about D: K(!x) -> !P(x)
notation : I use ! for 'not'

Perhaps you can avoid paradox but you have to admit this very strange proposition :
K !K x ->  !P K x
If you know that you ignore (x) it's impossible that you know (x)

I don't see how it could be compatible with the knowability principle :
x ->  P K x
else you can't have
(x) and (K !K x)

(excuse me if this message is out of place, I ignore the policy of tis forum,
excuse also my probable mistakes in english)
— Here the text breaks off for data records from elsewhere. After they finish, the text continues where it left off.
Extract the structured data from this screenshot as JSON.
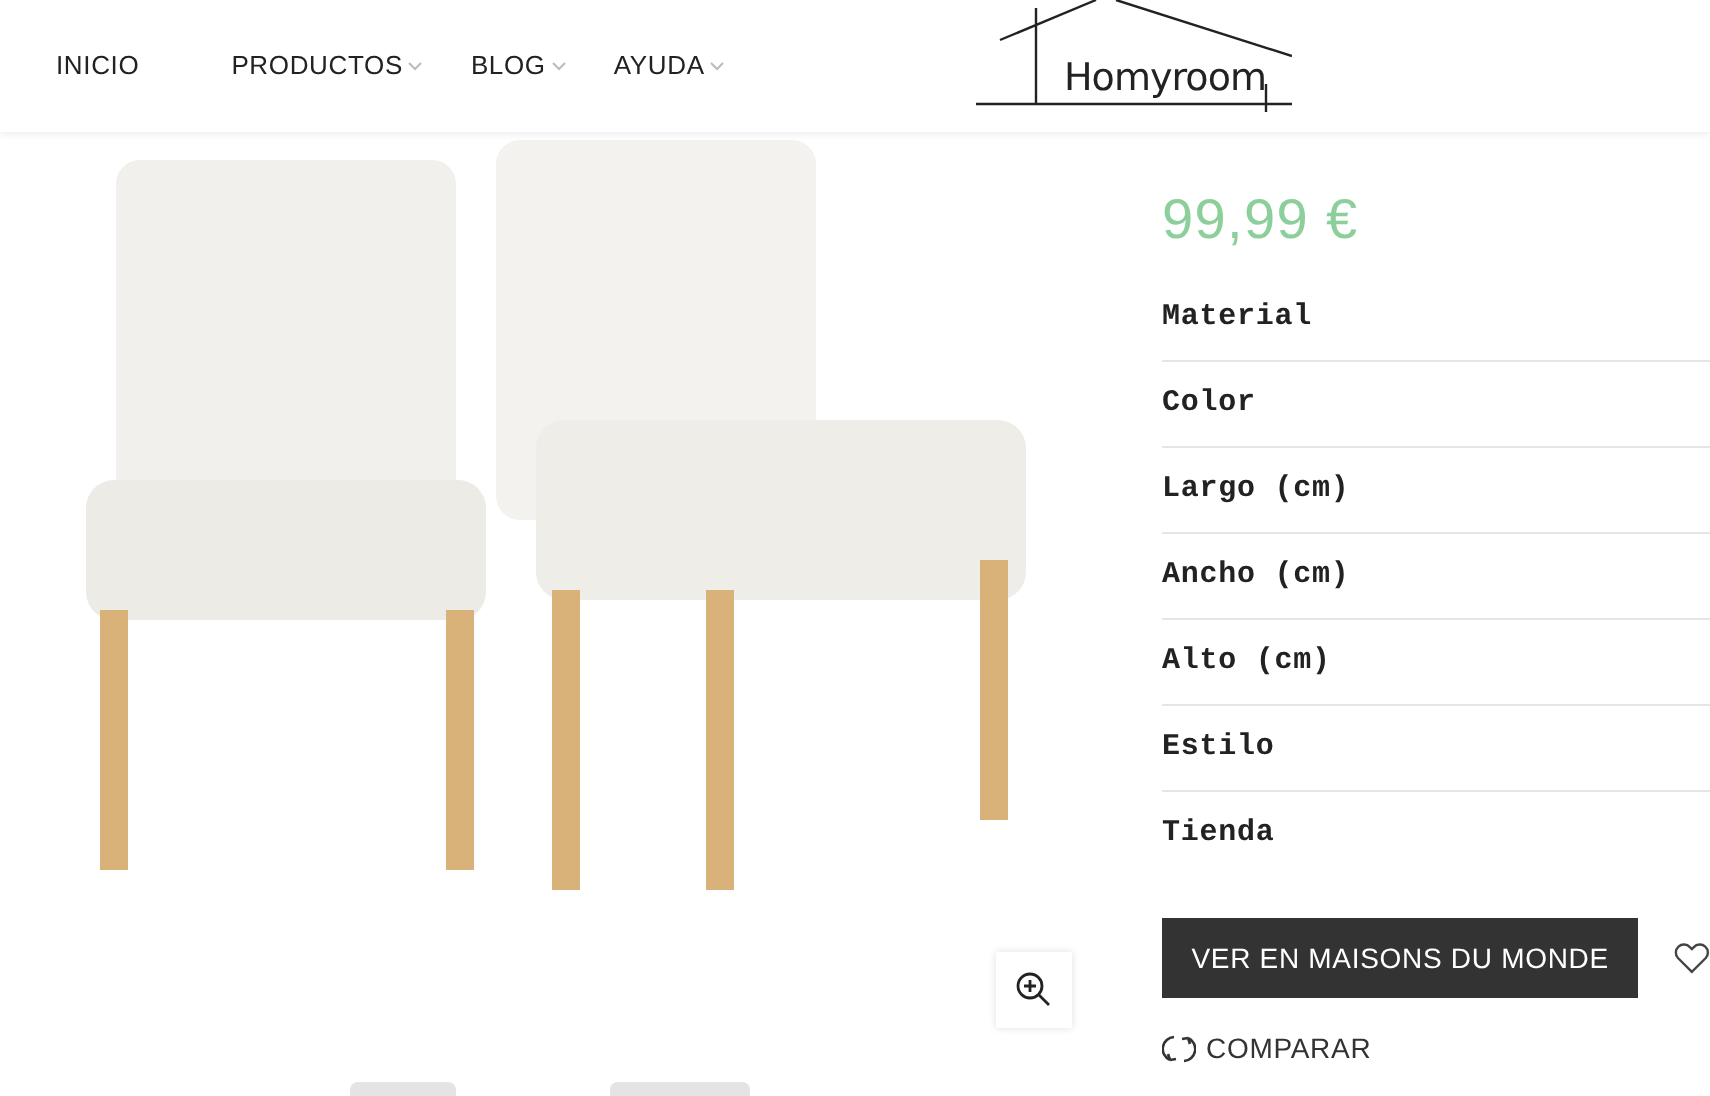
{
  "nav": [
    {
      "label": "INICIO",
      "has_submenu": false
    },
    {
      "label": "PRODUCTOS",
      "has_submenu": true
    },
    {
      "label": "BLOG",
      "has_submenu": true
    },
    {
      "label": "AYUDA",
      "has_submenu": true
    }
  ],
  "logo": {
    "text": "Homyroom"
  },
  "product": {
    "price": "99,99 €",
    "specs": [
      {
        "label": "Material"
      },
      {
        "label": "Color"
      },
      {
        "label": "Largo (cm)"
      },
      {
        "label": "Ancho (cm)"
      },
      {
        "label": "Alto (cm)"
      },
      {
        "label": "Estilo"
      },
      {
        "label": "Tienda"
      }
    ],
    "buy_button": "VER EN MAISONS DU MONDE",
    "compare": "COMPARAR"
  }
}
2012-02-27
about D: K(!x) -> !P(x)
Reply to Bruno Maret
Thank you very much for the comment.
Yes, when I wrote the paper I was unaware K(!x)->!P(x) was so controversial.  (I was also, obviously, mistaken that it came from Salerno.  I intend to write an erratum to correct that.)  The axiom was derived from the less controversial rule of inference: "From !x, deduce !P(x)".  If knowledge and provability are identified, the rule and the axiom are equivalent.  But I am an ignorant man and did not realize that not all philosophers identify knowledge and provability!

While this state of affairs greatly weakens the "paradox" part of the paper, it actually strengthens somewhat the "resolution" part.  When a paradox is "resolved", the stronger the original assumptions, the more surprising the resolution.  (To be clear, I use "resolve" in Chow's sense, so that a paradox can have multiple resolutions and it's subjective which is the best resolution)

K(!x)->!P(x) says that the knower is extremely cautious:  if there is any tiny possibility that there is an elephant in Bertrand Russel's room, this knower refuses to know there's no elephant.  The knowability thesis seems a lot less plausible for such cautious knowers.  But the paper shows that, in spite of this, knowability is nevertheless consistent, even with such paranoid knowers, provided the knower is not required to know his own factivity.